A male woodcock’s evening display flights are one of the magical natural sights of springtime in the east. Males sound off a buzzy peent call from a display area on the ground. Then he flies upward in a wide spiral and his wings begin to twitter as he gets higher. At a height of 200–350 feet the twittering becomes intermittent, and the bird starts to descend. He zigzags down in a steep dive back to the ground, chirping as he goes, landing silently near a female, if one is present. Once on the ground, he resumes peenting and the display starts over again.
One evening in late March, my friend Jake Dingel and I set out to find the American Woodcock performing their mating display. We were successful and made plans to return with our photography equipment within a couple days. We returned two days later, joined by my wife Elena. Since it is dark outside when the performance begins, a flashlight is needed to illuminate the bird so the camera is able to focus. Elena did a great job locating and tracking the bird so we could photograph him.
After finding a lone male, we witnessed several performances over the next hour. We were able to get a few photographs and video but unable to include flying shots. Even in the daylight their fast flights would be difficult to capture so nighttime made it nearly impossible. WoodcockPhotographed at night during mating ritual

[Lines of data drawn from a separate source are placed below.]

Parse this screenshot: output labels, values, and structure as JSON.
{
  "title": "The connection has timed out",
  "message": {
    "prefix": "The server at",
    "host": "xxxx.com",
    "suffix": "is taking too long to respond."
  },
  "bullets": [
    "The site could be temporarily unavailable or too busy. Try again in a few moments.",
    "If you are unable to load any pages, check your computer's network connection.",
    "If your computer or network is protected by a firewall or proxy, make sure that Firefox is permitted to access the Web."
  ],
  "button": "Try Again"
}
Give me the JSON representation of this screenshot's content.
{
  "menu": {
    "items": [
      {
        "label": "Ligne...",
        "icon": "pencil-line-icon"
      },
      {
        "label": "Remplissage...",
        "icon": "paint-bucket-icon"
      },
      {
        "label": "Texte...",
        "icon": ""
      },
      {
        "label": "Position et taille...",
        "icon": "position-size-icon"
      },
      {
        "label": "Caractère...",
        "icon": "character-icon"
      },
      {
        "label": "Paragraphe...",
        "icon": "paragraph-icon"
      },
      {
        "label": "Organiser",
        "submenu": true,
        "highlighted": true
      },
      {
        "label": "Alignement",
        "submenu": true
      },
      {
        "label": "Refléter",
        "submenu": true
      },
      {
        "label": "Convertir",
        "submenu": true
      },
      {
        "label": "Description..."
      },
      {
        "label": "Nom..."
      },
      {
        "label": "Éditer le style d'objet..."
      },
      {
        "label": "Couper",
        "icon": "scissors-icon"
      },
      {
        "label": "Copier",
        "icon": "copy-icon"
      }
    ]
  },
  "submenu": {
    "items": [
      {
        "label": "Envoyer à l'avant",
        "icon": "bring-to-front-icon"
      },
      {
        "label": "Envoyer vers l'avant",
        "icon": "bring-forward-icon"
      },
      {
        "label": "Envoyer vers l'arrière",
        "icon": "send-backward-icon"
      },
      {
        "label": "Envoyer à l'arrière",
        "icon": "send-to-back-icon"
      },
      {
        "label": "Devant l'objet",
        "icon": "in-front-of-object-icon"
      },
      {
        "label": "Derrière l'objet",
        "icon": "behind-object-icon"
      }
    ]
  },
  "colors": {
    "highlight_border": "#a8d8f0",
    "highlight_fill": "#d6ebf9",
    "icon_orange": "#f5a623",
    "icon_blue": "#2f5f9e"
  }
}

This video contains footage of the American Woodcock’s peent calls performed on the ground during their mating ritual activity. Listen carefully to the sounds of a springtime American Woodcock.
Thanks for looking,